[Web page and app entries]

◆ ◆ ◆ ◆

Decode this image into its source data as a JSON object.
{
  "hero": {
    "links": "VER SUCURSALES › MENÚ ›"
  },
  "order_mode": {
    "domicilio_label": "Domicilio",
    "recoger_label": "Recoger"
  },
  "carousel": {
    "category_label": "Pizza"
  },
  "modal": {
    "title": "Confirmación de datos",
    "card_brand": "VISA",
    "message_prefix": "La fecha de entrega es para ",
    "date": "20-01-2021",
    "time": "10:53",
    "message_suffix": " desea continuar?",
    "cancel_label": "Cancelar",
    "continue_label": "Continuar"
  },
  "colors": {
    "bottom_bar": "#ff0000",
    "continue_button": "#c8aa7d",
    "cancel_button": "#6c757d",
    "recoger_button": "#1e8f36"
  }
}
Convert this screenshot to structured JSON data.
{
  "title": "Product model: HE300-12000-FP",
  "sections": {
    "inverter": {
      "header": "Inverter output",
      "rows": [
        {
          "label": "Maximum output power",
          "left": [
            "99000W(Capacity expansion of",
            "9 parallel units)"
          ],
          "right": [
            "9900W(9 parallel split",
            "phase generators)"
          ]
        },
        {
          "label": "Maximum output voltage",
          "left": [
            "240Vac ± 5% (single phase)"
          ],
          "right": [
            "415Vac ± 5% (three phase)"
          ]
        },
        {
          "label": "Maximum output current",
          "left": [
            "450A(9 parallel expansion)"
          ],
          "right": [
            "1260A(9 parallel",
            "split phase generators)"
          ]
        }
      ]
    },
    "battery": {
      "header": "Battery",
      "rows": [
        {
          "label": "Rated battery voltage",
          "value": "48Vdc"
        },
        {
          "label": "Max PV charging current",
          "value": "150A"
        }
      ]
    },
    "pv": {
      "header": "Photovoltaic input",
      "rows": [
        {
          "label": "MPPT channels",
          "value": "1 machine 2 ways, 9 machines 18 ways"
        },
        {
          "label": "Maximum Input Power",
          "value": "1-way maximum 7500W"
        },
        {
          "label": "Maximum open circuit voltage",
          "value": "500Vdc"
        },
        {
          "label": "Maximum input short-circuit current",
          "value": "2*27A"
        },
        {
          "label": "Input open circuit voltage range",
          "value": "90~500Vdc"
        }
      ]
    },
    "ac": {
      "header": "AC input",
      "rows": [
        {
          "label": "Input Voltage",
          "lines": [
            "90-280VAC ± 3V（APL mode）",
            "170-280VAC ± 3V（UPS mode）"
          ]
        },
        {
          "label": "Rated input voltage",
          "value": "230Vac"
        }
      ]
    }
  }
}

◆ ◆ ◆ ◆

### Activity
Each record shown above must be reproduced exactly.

### Exercise solution
Decode this image into its source data as a JSON object.
{
  "hero": {
    "links": "VER SUCURSALES › MENÚ ›"
  },
  "order_mode": {
    "domicilio_label": "Domicilio",
    "recoger_label": "Recoger"
  },
  "carousel": {
    "category_label": "Pizza"
  },
  "modal": {
    "title": "Confirmación de datos",
    "card_brand": "VISA",
    "message_prefix": "La fecha de entrega es para ",
    "date": "20-01-2021",
    "time": "10:53",
    "message_suffix": " desea continuar?",
    "cancel_label": "Cancelar",
    "continue_label": "Continuar"
  },
  "colors": {
    "bottom_bar": "#ff0000",
    "continue_button": "#c8aa7d",
    "cancel_button": "#6c757d",
    "recoger_button": "#1e8f36"
  }
}
Convert this screenshot to structured JSON data.
{
  "title": "Product model: HE300-12000-FP",
  "sections": {
    "inverter": {
      "header": "Inverter output",
      "rows": [
        {
          "label": "Maximum output power",
          "left": [
            "99000W(Capacity expansion of",
            "9 parallel units)"
          ],
          "right": [
            "9900W(9 parallel split",
            "phase generators)"
          ]
        },
        {
          "label": "Maximum output voltage",
          "left": [
            "240Vac ± 5% (single phase)"
          ],
          "right": [
            "415Vac ± 5% (three phase)"
          ]
        },
        {
          "label": "Maximum output current",
          "left": [
            "450A(9 parallel expansion)"
          ],
          "right": [
            "1260A(9 parallel",
            "split phase generators)"
          ]
        }
      ]
    },
    "battery": {
      "header": "Battery",
      "rows": [
        {
          "label": "Rated battery voltage",
          "value": "48Vdc"
        },
        {
          "label": "Max PV charging current",
          "value": "150A"
        }
      ]
    },
    "pv": {
      "header": "Photovoltaic input",
      "rows": [
        {
          "label": "MPPT channels",
          "value": "1 machine 2 ways, 9 machines 18 ways"
        },
        {
          "label": "Maximum Input Power",
          "value": "1-way maximum 7500W"
        },
        {
          "label": "Maximum open circuit voltage",
          "value": "500Vdc"
        },
        {
          "label": "Maximum input short-circuit current",
          "value": "2*27A"
        },
        {
          "label": "Input open circuit voltage range",
          "value": "90~500Vdc"
        }
      ]
    },
    "ac": {
      "header": "AC input",
      "rows": [
        {
          "label": "Input Voltage",
          "lines": [
            "90-280VAC ± 3V（APL mode）",
            "170-280VAC ± 3V（UPS mode）"
          ]
        },
        {
          "label": "Rated input voltage",
          "value": "230Vac"
        }
      ]
    }
  }
}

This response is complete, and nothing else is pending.